Shell's plan to drill in the Arctic is approved by US Department of Interior

 
Sarah Spickernell
Follow Sarah
The company must receive approval from other agencies to commence drilling

The Arctic is one of the most oil and gas-rich places on the planet, containing an estimated 20 per cent of the world's undiscovered reserves.

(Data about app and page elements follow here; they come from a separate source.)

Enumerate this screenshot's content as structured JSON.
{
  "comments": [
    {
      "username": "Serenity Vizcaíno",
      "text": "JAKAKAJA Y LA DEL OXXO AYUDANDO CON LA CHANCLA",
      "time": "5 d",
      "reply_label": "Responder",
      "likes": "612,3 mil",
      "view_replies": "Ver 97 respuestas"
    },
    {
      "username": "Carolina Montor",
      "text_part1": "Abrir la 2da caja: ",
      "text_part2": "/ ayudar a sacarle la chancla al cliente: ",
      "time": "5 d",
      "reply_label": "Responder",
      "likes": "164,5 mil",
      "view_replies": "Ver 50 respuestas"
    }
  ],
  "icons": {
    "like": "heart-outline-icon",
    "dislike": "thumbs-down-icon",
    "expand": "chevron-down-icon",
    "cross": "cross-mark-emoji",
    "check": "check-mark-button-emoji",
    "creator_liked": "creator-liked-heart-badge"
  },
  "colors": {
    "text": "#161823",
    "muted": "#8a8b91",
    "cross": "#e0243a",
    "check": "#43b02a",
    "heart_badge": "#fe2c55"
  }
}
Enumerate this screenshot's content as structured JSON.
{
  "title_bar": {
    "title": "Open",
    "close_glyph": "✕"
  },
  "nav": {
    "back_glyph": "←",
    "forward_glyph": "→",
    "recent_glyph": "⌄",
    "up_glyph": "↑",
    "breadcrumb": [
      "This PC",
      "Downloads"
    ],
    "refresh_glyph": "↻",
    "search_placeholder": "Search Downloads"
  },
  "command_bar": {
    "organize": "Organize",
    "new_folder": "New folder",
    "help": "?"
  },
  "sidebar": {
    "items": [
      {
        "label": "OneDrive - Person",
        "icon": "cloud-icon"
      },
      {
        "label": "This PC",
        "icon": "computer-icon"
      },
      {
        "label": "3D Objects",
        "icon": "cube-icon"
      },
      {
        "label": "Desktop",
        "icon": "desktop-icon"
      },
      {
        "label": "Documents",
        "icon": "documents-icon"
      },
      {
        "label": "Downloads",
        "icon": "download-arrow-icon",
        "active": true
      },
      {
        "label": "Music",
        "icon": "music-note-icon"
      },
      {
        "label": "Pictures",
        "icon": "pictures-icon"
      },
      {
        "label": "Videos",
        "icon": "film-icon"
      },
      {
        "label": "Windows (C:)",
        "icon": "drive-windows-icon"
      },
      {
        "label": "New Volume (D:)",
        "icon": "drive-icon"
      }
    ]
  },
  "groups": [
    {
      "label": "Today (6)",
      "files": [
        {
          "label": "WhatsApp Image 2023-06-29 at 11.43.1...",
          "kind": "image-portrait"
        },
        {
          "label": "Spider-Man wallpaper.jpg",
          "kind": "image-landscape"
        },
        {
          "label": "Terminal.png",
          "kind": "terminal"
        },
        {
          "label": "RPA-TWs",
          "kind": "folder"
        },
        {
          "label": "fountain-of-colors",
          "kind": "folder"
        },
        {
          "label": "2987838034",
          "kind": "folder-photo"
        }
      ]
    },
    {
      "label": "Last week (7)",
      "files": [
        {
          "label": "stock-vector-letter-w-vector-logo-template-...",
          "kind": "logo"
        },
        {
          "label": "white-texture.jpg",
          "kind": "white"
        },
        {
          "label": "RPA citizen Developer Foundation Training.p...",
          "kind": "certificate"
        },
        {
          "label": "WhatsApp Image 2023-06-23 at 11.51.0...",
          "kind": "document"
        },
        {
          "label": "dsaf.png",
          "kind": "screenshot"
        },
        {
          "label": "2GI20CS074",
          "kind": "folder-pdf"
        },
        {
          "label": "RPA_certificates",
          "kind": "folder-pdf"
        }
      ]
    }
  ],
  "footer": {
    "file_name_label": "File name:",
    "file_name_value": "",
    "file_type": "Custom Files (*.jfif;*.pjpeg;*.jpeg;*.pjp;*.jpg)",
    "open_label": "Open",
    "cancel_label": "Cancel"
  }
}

It's no wonder, then, that Royal Dutch Shell has set its sights on drilling there, and it has just received “conditional” approval from the US Department of Interior to do so.
The Anglo-Dutch company wants to get going on its Revised Chukchi Sea Exploration plan, having already spent an estimated $6bn (£3.85bn) on exploration there until it left the region two years ago.
This approval is a big step forward for Shell's plans, but it is dependant on approval also being received from other state and federal agencies, and on the company complying with the Biological Species Act.
“We have taken a thoughtful approach to carefully considering potential exploration in the Chukchi Sea, recognizing the significant environmental, social and ecological resources in the region and establishing high standards for the protection of this critical ecosystem, our Arctic communities, and the subsistence needs and cultural traditions of Alaska Natives,” said Abigail Ross Hopper, director of Bureau of Ocean Energy Management.

Related articles